=== Begin Enclosure ===
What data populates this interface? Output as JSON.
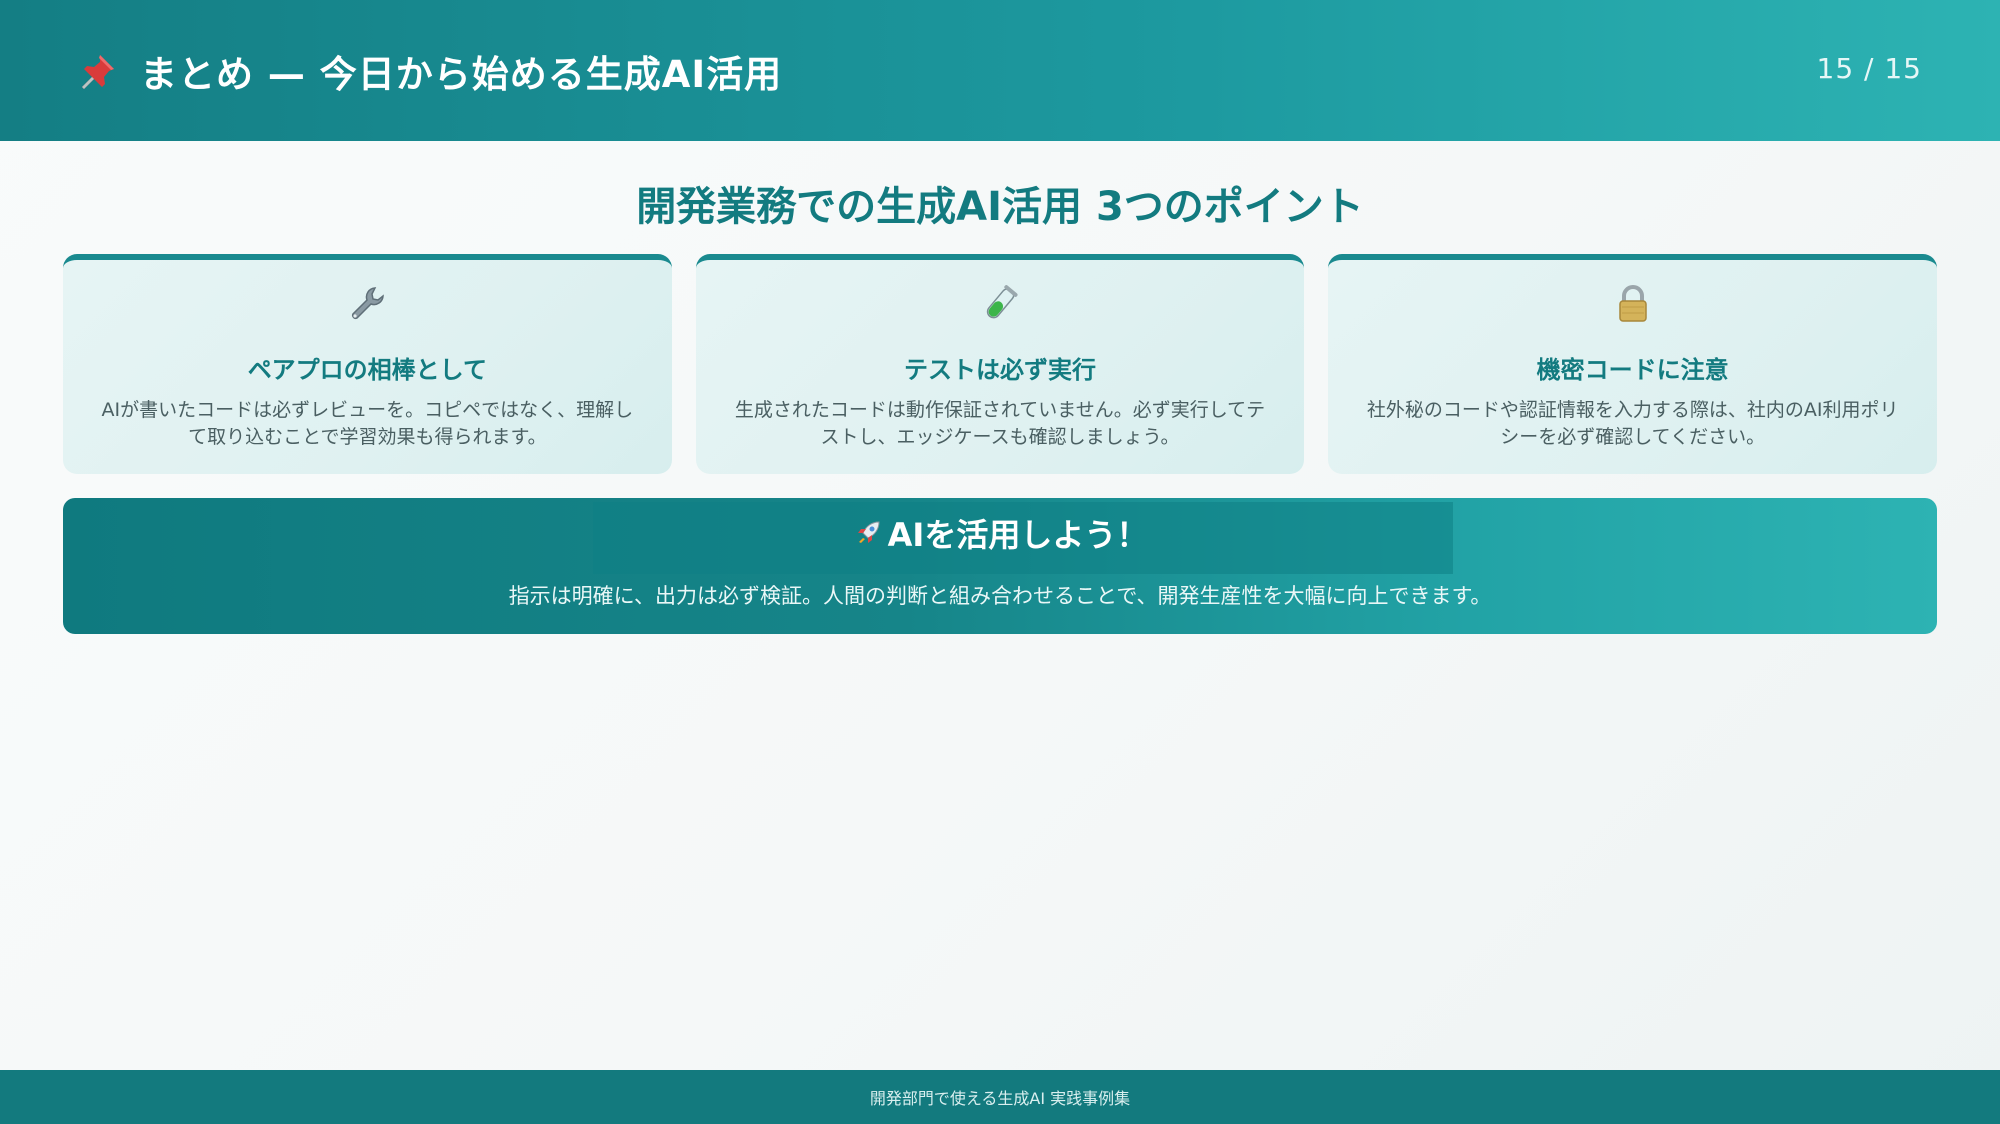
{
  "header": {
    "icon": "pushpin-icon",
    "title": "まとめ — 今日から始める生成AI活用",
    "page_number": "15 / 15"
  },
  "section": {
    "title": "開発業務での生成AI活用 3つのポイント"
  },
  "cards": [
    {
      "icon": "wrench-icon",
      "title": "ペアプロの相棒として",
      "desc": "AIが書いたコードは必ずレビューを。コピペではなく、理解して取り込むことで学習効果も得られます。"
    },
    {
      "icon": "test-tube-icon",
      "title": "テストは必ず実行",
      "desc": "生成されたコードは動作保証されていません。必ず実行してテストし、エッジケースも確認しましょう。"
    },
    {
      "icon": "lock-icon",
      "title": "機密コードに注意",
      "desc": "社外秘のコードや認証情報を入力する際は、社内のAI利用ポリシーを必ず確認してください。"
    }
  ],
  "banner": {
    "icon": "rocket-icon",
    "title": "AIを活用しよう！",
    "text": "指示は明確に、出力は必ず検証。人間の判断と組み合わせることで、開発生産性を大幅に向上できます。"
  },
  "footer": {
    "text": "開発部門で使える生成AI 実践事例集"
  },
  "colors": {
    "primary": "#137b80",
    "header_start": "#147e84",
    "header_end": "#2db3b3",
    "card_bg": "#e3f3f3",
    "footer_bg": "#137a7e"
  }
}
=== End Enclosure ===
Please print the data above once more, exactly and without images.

What data populates this interface? Output as JSON.
{
  "header": {
    "icon": "pushpin-icon",
    "title": "まとめ — 今日から始める生成AI活用",
    "page_number": "15 / 15"
  },
  "section": {
    "title": "開発業務での生成AI活用 3つのポイント"
  },
  "cards": [
    {
      "icon": "wrench-icon",
      "title": "ペアプロの相棒として",
      "desc": "AIが書いたコードは必ずレビューを。コピペではなく、理解して取り込むことで学習効果も得られます。"
    },
    {
      "icon": "test-tube-icon",
      "title": "テストは必ず実行",
      "desc": "生成されたコードは動作保証されていません。必ず実行してテストし、エッジケースも確認しましょう。"
    },
    {
      "icon": "lock-icon",
      "title": "機密コードに注意",
      "desc": "社外秘のコードや認証情報を入力する際は、社内のAI利用ポリシーを必ず確認してください。"
    }
  ],
  "banner": {
    "icon": "rocket-icon",
    "title": "AIを活用しよう！",
    "text": "指示は明確に、出力は必ず検証。人間の判断と組み合わせることで、開発生産性を大幅に向上できます。"
  },
  "footer": {
    "text": "開発部門で使える生成AI 実践事例集"
  },
  "colors": {
    "primary": "#137b80",
    "header_start": "#147e84",
    "header_end": "#2db3b3",
    "card_bg": "#e3f3f3",
    "footer_bg": "#137a7e"
  }
}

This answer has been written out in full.